#### WHAT THE TASK REQUIRES
The expected answer is a single number, namely how many lines in the data below hold the word "Facebook".

#### DATASET
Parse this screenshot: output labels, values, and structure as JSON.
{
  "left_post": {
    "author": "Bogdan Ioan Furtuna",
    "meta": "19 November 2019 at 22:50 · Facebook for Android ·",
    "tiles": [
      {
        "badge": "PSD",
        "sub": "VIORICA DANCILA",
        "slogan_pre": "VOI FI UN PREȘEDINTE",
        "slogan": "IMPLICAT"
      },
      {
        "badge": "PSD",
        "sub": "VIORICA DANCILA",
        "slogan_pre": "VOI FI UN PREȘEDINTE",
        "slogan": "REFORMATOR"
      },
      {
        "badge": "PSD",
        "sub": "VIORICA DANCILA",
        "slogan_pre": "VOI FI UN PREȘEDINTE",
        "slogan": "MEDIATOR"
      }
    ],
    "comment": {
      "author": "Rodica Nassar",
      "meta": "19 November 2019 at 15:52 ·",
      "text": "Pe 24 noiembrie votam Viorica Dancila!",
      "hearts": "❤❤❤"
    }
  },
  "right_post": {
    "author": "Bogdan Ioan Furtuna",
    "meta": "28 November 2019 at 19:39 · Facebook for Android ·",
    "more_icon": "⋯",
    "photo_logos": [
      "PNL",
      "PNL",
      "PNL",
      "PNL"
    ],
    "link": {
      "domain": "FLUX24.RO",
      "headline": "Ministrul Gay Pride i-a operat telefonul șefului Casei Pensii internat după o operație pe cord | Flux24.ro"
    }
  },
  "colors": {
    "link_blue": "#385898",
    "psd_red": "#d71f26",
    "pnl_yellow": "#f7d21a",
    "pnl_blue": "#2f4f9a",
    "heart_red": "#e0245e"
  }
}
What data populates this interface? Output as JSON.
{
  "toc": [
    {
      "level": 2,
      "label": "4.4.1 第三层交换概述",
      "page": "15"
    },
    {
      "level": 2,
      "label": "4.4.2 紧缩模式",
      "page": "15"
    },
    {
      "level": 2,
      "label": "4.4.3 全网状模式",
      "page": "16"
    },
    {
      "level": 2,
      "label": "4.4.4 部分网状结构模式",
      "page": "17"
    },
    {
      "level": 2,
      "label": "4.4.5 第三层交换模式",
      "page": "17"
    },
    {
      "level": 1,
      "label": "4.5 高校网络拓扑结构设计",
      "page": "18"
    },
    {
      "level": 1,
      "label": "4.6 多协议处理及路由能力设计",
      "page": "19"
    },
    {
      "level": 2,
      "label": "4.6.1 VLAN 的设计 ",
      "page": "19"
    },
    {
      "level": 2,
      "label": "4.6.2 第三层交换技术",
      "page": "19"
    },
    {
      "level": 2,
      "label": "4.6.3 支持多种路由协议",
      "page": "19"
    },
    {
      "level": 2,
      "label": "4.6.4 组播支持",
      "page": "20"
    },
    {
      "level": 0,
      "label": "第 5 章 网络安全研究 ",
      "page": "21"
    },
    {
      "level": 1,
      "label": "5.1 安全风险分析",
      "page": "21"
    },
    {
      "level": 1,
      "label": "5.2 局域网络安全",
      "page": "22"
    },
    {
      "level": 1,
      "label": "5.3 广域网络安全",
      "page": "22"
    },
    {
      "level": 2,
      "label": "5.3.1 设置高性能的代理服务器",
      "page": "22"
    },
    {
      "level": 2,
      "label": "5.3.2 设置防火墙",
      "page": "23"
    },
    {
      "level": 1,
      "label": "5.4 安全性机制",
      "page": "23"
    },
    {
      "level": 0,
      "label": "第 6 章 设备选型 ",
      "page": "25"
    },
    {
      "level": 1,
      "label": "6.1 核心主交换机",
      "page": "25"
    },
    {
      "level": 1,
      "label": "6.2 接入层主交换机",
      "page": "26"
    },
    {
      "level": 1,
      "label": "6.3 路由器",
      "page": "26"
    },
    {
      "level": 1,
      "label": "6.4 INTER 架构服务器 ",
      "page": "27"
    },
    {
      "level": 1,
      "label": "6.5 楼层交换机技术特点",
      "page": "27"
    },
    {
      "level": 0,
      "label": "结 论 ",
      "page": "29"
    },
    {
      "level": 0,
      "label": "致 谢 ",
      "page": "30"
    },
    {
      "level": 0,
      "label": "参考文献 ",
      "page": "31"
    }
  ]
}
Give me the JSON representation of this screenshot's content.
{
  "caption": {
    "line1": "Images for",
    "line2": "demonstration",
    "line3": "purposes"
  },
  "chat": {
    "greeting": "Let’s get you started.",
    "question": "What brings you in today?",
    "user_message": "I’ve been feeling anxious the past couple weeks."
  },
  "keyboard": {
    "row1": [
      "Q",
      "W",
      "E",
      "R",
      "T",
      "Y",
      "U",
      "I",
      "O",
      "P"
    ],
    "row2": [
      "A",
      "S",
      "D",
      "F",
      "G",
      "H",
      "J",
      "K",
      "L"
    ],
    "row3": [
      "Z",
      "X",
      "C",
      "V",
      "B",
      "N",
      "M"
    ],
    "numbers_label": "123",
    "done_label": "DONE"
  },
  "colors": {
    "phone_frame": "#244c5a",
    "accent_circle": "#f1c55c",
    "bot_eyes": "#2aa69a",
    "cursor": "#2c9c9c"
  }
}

#### THE ANSWER
2